Instructions for the task: Please output every entry below precisely as written.

Data to examine:

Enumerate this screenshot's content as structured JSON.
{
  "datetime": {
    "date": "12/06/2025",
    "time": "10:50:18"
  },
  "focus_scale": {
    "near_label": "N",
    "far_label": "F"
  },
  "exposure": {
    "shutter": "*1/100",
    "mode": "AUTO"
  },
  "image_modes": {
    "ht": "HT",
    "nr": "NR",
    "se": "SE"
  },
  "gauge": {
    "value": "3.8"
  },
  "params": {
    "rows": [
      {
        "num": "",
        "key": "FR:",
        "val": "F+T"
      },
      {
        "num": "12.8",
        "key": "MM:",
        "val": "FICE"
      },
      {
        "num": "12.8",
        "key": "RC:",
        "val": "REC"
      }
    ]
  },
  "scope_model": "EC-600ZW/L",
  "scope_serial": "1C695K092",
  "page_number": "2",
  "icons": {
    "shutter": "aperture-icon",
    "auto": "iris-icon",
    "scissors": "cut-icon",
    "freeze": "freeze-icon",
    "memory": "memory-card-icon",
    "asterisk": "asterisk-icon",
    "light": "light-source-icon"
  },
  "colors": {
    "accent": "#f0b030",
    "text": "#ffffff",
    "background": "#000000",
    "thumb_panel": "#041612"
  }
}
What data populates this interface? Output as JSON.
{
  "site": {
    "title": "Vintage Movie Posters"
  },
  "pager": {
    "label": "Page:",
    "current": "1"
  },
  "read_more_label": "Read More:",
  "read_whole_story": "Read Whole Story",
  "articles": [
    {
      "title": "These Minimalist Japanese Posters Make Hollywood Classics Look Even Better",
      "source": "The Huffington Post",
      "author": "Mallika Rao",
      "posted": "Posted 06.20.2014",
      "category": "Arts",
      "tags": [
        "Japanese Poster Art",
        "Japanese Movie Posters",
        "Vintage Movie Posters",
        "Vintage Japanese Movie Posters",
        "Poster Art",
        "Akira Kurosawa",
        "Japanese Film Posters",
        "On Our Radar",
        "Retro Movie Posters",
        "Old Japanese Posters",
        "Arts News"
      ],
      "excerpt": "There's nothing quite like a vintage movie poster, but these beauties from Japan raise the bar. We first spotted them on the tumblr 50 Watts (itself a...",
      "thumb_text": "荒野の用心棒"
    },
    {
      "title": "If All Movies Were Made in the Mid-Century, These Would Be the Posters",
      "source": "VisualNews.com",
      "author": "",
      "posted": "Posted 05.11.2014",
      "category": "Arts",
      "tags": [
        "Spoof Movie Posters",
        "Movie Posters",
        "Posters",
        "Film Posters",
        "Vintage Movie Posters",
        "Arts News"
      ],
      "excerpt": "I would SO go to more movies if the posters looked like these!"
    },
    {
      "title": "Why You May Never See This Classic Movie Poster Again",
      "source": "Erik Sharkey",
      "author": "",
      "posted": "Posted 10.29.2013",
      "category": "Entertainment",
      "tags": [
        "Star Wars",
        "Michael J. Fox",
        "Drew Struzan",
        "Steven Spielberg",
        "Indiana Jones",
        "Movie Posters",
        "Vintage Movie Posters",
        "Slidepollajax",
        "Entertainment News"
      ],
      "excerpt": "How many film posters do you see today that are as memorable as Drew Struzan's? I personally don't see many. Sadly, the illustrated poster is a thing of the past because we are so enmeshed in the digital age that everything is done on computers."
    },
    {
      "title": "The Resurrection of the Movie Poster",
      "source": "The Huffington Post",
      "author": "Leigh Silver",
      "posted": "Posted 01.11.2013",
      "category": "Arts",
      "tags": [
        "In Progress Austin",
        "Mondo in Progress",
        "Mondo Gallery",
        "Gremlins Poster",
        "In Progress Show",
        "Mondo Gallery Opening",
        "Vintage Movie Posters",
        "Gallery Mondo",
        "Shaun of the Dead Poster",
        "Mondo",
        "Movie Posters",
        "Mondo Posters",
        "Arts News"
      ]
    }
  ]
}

Expected answer:
Enumerate this screenshot's content as structured JSON.
{
  "datetime": {
    "date": "12/06/2025",
    "time": "10:50:18"
  },
  "focus_scale": {
    "near_label": "N",
    "far_label": "F"
  },
  "exposure": {
    "shutter": "*1/100",
    "mode": "AUTO"
  },
  "image_modes": {
    "ht": "HT",
    "nr": "NR",
    "se": "SE"
  },
  "gauge": {
    "value": "3.8"
  },
  "params": {
    "rows": [
      {
        "num": "",
        "key": "FR:",
        "val": "F+T"
      },
      {
        "num": "12.8",
        "key": "MM:",
        "val": "FICE"
      },
      {
        "num": "12.8",
        "key": "RC:",
        "val": "REC"
      }
    ]
  },
  "scope_model": "EC-600ZW/L",
  "scope_serial": "1C695K092",
  "page_number": "2",
  "icons": {
    "shutter": "aperture-icon",
    "auto": "iris-icon",
    "scissors": "cut-icon",
    "freeze": "freeze-icon",
    "memory": "memory-card-icon",
    "asterisk": "asterisk-icon",
    "light": "light-source-icon"
  },
  "colors": {
    "accent": "#f0b030",
    "text": "#ffffff",
    "background": "#000000",
    "thumb_panel": "#041612"
  }
}
What data populates this interface? Output as JSON.
{
  "site": {
    "title": "Vintage Movie Posters"
  },
  "pager": {
    "label": "Page:",
    "current": "1"
  },
  "read_more_label": "Read More:",
  "read_whole_story": "Read Whole Story",
  "articles": [
    {
      "title": "These Minimalist Japanese Posters Make Hollywood Classics Look Even Better",
      "source": "The Huffington Post",
      "author": "Mallika Rao",
      "posted": "Posted 06.20.2014",
      "category": "Arts",
      "tags": [
        "Japanese Poster Art",
        "Japanese Movie Posters",
        "Vintage Movie Posters",
        "Vintage Japanese Movie Posters",
        "Poster Art",
        "Akira Kurosawa",
        "Japanese Film Posters",
        "On Our Radar",
        "Retro Movie Posters",
        "Old Japanese Posters",
        "Arts News"
      ],
      "excerpt": "There's nothing quite like a vintage movie poster, but these beauties from Japan raise the bar. We first spotted them on the tumblr 50 Watts (itself a...",
      "thumb_text": "荒野の用心棒"
    },
    {
      "title": "If All Movies Were Made in the Mid-Century, These Would Be the Posters",
      "source": "VisualNews.com",
      "author": "",
      "posted": "Posted 05.11.2014",
      "category": "Arts",
      "tags": [
        "Spoof Movie Posters",
        "Movie Posters",
        "Posters",
        "Film Posters",
        "Vintage Movie Posters",
        "Arts News"
      ],
      "excerpt": "I would SO go to more movies if the posters looked like these!"
    },
    {
      "title": "Why You May Never See This Classic Movie Poster Again",
      "source": "Erik Sharkey",
      "author": "",
      "posted": "Posted 10.29.2013",
      "category": "Entertainment",
      "tags": [
        "Star Wars",
        "Michael J. Fox",
        "Drew Struzan",
        "Steven Spielberg",
        "Indiana Jones",
        "Movie Posters",
        "Vintage Movie Posters",
        "Slidepollajax",
        "Entertainment News"
      ],
      "excerpt": "How many film posters do you see today that are as memorable as Drew Struzan's? I personally don't see many. Sadly, the illustrated poster is a thing of the past because we are so enmeshed in the digital age that everything is done on computers."
    },
    {
      "title": "The Resurrection of the Movie Poster",
      "source": "The Huffington Post",
      "author": "Leigh Silver",
      "posted": "Posted 01.11.2013",
      "category": "Arts",
      "tags": [
        "In Progress Austin",
        "Mondo in Progress",
        "Mondo Gallery",
        "Gremlins Poster",
        "In Progress Show",
        "Mondo Gallery Opening",
        "Vintage Movie Posters",
        "Gallery Mondo",
        "Shaun of the Dead Poster",
        "Mondo",
        "Movie Posters",
        "Mondo Posters",
        "Arts News"
      ]
    }
  ]
}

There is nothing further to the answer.